**DESCRIPTION OF THE TASK:** What you return must match the records exactly, line for line.

**DATA TO PROCESS:**

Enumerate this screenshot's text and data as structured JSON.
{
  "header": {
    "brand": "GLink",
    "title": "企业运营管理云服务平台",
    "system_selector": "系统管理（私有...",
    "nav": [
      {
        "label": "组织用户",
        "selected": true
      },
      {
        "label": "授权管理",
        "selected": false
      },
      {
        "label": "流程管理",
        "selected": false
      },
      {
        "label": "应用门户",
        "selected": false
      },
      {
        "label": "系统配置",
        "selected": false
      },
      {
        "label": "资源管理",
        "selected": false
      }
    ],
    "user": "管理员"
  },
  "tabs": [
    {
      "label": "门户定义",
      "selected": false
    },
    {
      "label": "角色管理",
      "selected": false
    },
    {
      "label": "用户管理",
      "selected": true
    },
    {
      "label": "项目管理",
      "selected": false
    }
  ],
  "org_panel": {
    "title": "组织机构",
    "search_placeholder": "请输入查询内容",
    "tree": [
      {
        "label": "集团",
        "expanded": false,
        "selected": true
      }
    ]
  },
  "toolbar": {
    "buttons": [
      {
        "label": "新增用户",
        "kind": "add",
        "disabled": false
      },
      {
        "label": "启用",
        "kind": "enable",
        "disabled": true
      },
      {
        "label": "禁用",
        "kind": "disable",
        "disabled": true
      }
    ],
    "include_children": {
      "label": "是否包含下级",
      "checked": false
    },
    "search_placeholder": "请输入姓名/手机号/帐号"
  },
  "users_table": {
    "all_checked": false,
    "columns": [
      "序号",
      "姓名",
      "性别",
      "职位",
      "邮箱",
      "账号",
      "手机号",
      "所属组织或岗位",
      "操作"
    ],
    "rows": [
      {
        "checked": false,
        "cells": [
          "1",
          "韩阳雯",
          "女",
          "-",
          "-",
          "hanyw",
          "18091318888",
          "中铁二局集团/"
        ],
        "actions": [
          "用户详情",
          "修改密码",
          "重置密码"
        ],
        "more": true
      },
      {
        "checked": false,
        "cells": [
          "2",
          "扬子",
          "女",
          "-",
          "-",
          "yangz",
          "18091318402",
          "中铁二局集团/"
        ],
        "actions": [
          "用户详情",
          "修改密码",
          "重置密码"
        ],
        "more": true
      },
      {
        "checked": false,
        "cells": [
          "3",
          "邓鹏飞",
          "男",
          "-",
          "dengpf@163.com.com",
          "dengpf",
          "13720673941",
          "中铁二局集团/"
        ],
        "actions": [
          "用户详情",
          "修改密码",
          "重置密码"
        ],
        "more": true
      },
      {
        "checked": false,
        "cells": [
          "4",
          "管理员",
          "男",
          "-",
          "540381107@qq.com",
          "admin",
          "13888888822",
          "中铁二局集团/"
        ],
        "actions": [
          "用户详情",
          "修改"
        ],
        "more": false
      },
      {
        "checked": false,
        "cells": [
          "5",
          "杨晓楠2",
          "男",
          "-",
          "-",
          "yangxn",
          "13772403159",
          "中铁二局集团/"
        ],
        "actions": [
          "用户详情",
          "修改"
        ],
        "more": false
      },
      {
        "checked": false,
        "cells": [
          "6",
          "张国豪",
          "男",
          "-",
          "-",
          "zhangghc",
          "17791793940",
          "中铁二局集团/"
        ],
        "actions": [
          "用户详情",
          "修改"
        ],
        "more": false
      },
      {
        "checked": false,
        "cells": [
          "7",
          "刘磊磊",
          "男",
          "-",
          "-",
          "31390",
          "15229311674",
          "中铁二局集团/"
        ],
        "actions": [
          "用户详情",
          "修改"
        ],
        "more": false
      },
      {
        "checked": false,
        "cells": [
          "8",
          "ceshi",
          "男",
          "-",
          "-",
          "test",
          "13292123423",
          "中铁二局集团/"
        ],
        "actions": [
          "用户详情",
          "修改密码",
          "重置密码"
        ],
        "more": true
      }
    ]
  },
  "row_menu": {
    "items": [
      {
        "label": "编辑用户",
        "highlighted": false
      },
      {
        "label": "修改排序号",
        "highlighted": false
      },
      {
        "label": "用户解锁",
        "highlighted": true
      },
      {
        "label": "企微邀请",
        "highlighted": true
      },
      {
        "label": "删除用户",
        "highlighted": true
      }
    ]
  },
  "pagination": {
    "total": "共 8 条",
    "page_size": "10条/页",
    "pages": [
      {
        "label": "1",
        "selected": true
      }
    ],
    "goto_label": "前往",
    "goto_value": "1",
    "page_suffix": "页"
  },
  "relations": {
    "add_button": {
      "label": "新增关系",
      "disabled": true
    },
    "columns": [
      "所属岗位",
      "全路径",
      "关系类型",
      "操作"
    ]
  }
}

**THE ANSWER:**
Enumerate this screenshot's text and data as structured JSON.
{
  "header": {
    "brand": "GLink",
    "title": "企业运营管理云服务平台",
    "system_selector": "系统管理（私有...",
    "nav": [
      {
        "label": "组织用户",
        "selected": true
      },
      {
        "label": "授权管理",
        "selected": false
      },
      {
        "label": "流程管理",
        "selected": false
      },
      {
        "label": "应用门户",
        "selected": false
      },
      {
        "label": "系统配置",
        "selected": false
      },
      {
        "label": "资源管理",
        "selected": false
      }
    ],
    "user": "管理员"
  },
  "tabs": [
    {
      "label": "门户定义",
      "selected": false
    },
    {
      "label": "角色管理",
      "selected": false
    },
    {
      "label": "用户管理",
      "selected": true
    },
    {
      "label": "项目管理",
      "selected": false
    }
  ],
  "org_panel": {
    "title": "组织机构",
    "search_placeholder": "请输入查询内容",
    "tree": [
      {
        "label": "集团",
        "expanded": false,
        "selected": true
      }
    ]
  },
  "toolbar": {
    "buttons": [
      {
        "label": "新增用户",
        "kind": "add",
        "disabled": false
      },
      {
        "label": "启用",
        "kind": "enable",
        "disabled": true
      },
      {
        "label": "禁用",
        "kind": "disable",
        "disabled": true
      }
    ],
    "include_children": {
      "label": "是否包含下级",
      "checked": false
    },
    "search_placeholder": "请输入姓名/手机号/帐号"
  },
  "users_table": {
    "all_checked": false,
    "columns": [
      "序号",
      "姓名",
      "性别",
      "职位",
      "邮箱",
      "账号",
      "手机号",
      "所属组织或岗位",
      "操作"
    ],
    "rows": [
      {
        "checked": false,
        "cells": [
          "1",
          "韩阳雯",
          "女",
          "-",
          "-",
          "hanyw",
          "18091318888",
          "中铁二局集团/"
        ],
        "actions": [
          "用户详情",
          "修改密码",
          "重置密码"
        ],
        "more": true
      },
      {
        "checked": false,
        "cells": [
          "2",
          "扬子",
          "女",
          "-",
          "-",
          "yangz",
          "18091318402",
          "中铁二局集团/"
        ],
        "actions": [
          "用户详情",
          "修改密码",
          "重置密码"
        ],
        "more": true
      },
      {
        "checked": false,
        "cells": [
          "3",
          "邓鹏飞",
          "男",
          "-",
          "dengpf@163.com.com",
          "dengpf",
          "13720673941",
          "中铁二局集团/"
        ],
        "actions": [
          "用户详情",
          "修改密码",
          "重置密码"
        ],
        "more": true
      },
      {
        "checked": false,
        "cells": [
          "4",
          "管理员",
          "男",
          "-",
          "540381107@qq.com",
          "admin",
          "13888888822",
          "中铁二局集团/"
        ],
        "actions": [
          "用户详情",
          "修改"
        ],
        "more": false
      },
      {
        "checked": false,
        "cells": [
          "5",
          "杨晓楠2",
          "男",
          "-",
          "-",
          "yangxn",
          "13772403159",
          "中铁二局集团/"
        ],
        "actions": [
          "用户详情",
          "修改"
        ],
        "more": false
      },
      {
        "checked": false,
        "cells": [
          "6",
          "张国豪",
          "男",
          "-",
          "-",
          "zhangghc",
          "17791793940",
          "中铁二局集团/"
        ],
        "actions": [
          "用户详情",
          "修改"
        ],
        "more": false
      },
      {
        "checked": false,
        "cells": [
          "7",
          "刘磊磊",
          "男",
          "-",
          "-",
          "31390",
          "15229311674",
          "中铁二局集团/"
        ],
        "actions": [
          "用户详情",
          "修改"
        ],
        "more": false
      },
      {
        "checked": false,
        "cells": [
          "8",
          "ceshi",
          "男",
          "-",
          "-",
          "test",
          "13292123423",
          "中铁二局集团/"
        ],
        "actions": [
          "用户详情",
          "修改密码",
          "重置密码"
        ],
        "more": true
      }
    ]
  },
  "row_menu": {
    "items": [
      {
        "label": "编辑用户",
        "highlighted": false
      },
      {
        "label": "修改排序号",
        "highlighted": false
      },
      {
        "label": "用户解锁",
        "highlighted": true
      },
      {
        "label": "企微邀请",
        "highlighted": true
      },
      {
        "label": "删除用户",
        "highlighted": true
      }
    ]
  },
  "pagination": {
    "total": "共 8 条",
    "page_size": "10条/页",
    "pages": [
      {
        "label": "1",
        "selected": true
      }
    ],
    "goto_label": "前往",
    "goto_value": "1",
    "page_suffix": "页"
  },
  "relations": {
    "add_button": {
      "label": "新增关系",
      "disabled": true
    },
    "columns": [
      "所属岗位",
      "全路径",
      "关系类型",
      "操作"
    ]
  }
}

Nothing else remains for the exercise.